Law is a set of rules that are enforced by societies and governments to regulate behaviour. Its precise definition is a long-standing topic of debate. Some scholars divide it into two broad categories: civil law and criminal law. Civil law includes laws relating to contracts, property and other aspects of private life. It may also include regulations on a public service like water supply or electricity.
Criminal law, on the other hand, deals with crimes and punishments. It is an area of immense complexity, and it has many different approaches to the study of crime and its causes. Some of these approaches have a strong influence from sociology and anthropology, while others draw on philosophical work in ethics, history and political science.
Legal philosophy has a number of important sub-topics. These include the theory of law, the nature of legal authority and how to understand the relationship between the state and the citizen.
There is also a great deal of debate over how to define the scope of legal interpretation.
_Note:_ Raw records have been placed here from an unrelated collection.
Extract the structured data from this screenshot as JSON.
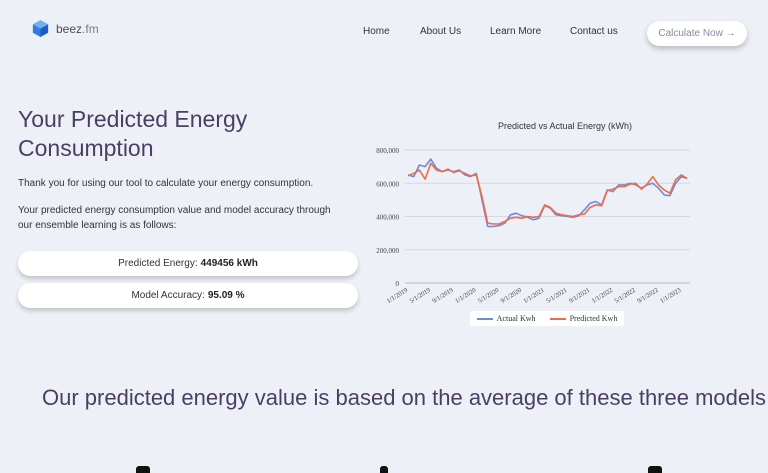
{
  "brand": {
    "name": "beez",
    "tld": ".fm",
    "logo_icon": "cube-icon",
    "logo_color": "#2f7be0"
  },
  "nav": {
    "items": [
      "Home",
      "About Us",
      "Learn More",
      "Contact us"
    ],
    "cta": "Calculate Now →"
  },
  "hero": {
    "title": "Your Predicted Energy Consumption",
    "thanks": "Thank you for using our tool to calculate your energy consumption.",
    "description": "Your predicted energy consumption value and model accuracy through our ensemble learning is as follows:",
    "predicted_label": "Predicted Energy:",
    "predicted_value": "449456 kWh",
    "accuracy_label": "Model Accuracy:",
    "accuracy_value": "95.09 %"
  },
  "section": {
    "heading": "Our predicted energy value is based on the average of these three models"
  },
  "chart_data": {
    "type": "line",
    "title": "Predicted vs Actual Energy (kWh)",
    "xlabel": "",
    "ylabel": "",
    "ylim": [
      0,
      800000
    ],
    "yticks": [
      "0",
      "200,000",
      "400,000",
      "600,000",
      "800,000"
    ],
    "x_tick_labels": [
      "1/1/2019",
      "5/1/2019",
      "9/1/2019",
      "1/1/2020",
      "5/1/2020",
      "9/1/2020",
      "1/1/2021",
      "5/1/2021",
      "9/1/2021",
      "1/1/2022",
      "5/1/2022",
      "9/1/2022",
      "1/1/2023"
    ],
    "x_start": "1/1/2019",
    "x_end": "3/1/2023",
    "grid": true,
    "legend": "bottom",
    "series": [
      {
        "name": "Actual Kwh",
        "color": "#6b8fd6",
        "values": [
          650000,
          640000,
          710000,
          700000,
          745000,
          690000,
          670000,
          680000,
          670000,
          680000,
          650000,
          640000,
          660000,
          500000,
          340000,
          340000,
          345000,
          360000,
          410000,
          420000,
          405000,
          395000,
          380000,
          390000,
          465000,
          450000,
          410000,
          405000,
          400000,
          395000,
          405000,
          440000,
          480000,
          490000,
          470000,
          560000,
          550000,
          590000,
          590000,
          600000,
          590000,
          570000,
          590000,
          600000,
          570000,
          530000,
          525000,
          600000,
          640000,
          630000
        ]
      },
      {
        "name": "Predicted Kwh",
        "color": "#ef6b4a",
        "values": [
          645000,
          660000,
          680000,
          625000,
          720000,
          680000,
          670000,
          685000,
          665000,
          675000,
          660000,
          645000,
          650000,
          520000,
          360000,
          355000,
          355000,
          370000,
          390000,
          395000,
          390000,
          400000,
          395000,
          400000,
          470000,
          455000,
          420000,
          410000,
          405000,
          400000,
          410000,
          415000,
          455000,
          470000,
          465000,
          555000,
          565000,
          580000,
          580000,
          595000,
          600000,
          565000,
          595000,
          640000,
          590000,
          560000,
          540000,
          620000,
          650000,
          630000
        ]
      }
    ]
  }
}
Some argue that this should be limited to ascertaining the content of the law, while others argue that it must also encompass questions of what a law is and what it should seek to do.
Laws are important to society because they help people live together. For example, if two people fight over a piece of land, the law can resolve the dispute by deciding who owns it. The law can also protect people’s rights and ensure that the government, police and other public officials do their jobs properly. The study of law can therefore be an interesting and challenging career option for students interested in social change and development.